Entries provided:
......

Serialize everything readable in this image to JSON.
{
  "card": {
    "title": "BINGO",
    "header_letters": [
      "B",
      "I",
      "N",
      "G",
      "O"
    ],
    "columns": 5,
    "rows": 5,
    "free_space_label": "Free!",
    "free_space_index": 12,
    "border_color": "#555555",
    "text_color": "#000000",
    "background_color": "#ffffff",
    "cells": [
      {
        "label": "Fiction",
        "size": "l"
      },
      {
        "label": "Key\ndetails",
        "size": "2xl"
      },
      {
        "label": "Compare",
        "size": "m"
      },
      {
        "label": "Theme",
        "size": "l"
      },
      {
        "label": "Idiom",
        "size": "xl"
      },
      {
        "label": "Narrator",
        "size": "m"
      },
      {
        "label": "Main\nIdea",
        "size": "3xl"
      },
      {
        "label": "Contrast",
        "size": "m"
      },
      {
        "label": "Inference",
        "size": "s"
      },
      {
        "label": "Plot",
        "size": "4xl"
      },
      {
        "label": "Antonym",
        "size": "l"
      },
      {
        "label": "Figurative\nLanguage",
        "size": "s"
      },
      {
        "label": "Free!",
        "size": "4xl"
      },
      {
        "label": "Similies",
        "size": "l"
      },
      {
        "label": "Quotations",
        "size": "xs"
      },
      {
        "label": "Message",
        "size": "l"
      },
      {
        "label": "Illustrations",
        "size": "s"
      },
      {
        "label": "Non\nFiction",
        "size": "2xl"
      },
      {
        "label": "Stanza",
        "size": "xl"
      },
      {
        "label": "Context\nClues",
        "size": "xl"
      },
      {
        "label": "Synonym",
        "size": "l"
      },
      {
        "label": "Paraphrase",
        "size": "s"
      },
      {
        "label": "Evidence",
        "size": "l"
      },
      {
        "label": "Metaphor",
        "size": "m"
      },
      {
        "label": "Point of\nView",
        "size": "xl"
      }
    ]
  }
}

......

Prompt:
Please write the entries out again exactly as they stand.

Expected output:
Serialize everything readable in this image to JSON.
{
  "card": {
    "title": "BINGO",
    "header_letters": [
      "B",
      "I",
      "N",
      "G",
      "O"
    ],
    "columns": 5,
    "rows": 5,
    "free_space_label": "Free!",
    "free_space_index": 12,
    "border_color": "#555555",
    "text_color": "#000000",
    "background_color": "#ffffff",
    "cells": [
      {
        "label": "Fiction",
        "size": "l"
      },
      {
        "label": "Key\ndetails",
        "size": "2xl"
      },
      {
        "label": "Compare",
        "size": "m"
      },
      {
        "label": "Theme",
        "size": "l"
      },
      {
        "label": "Idiom",
        "size": "xl"
      },
      {
        "label": "Narrator",
        "size": "m"
      },
      {
        "label": "Main\nIdea",
        "size": "3xl"
      },
      {
        "label": "Contrast",
        "size": "m"
      },
      {
        "label": "Inference",
        "size": "s"
      },
      {
        "label": "Plot",
        "size": "4xl"
      },
      {
        "label": "Antonym",
        "size": "l"
      },
      {
        "label": "Figurative\nLanguage",
        "size": "s"
      },
      {
        "label": "Free!",
        "size": "4xl"
      },
      {
        "label": "Similies",
        "size": "l"
      },
      {
        "label": "Quotations",
        "size": "xs"
      },
      {
        "label": "Message",
        "size": "l"
      },
      {
        "label": "Illustrations",
        "size": "s"
      },
      {
        "label": "Non\nFiction",
        "size": "2xl"
      },
      {
        "label": "Stanza",
        "size": "xl"
      },
      {
        "label": "Context\nClues",
        "size": "xl"
      },
      {
        "label": "Synonym",
        "size": "l"
      },
      {
        "label": "Paraphrase",
        "size": "s"
      },
      {
        "label": "Evidence",
        "size": "l"
      },
      {
        "label": "Metaphor",
        "size": "m"
      },
      {
        "label": "Point of\nView",
        "size": "xl"
      }
    ]
  }
}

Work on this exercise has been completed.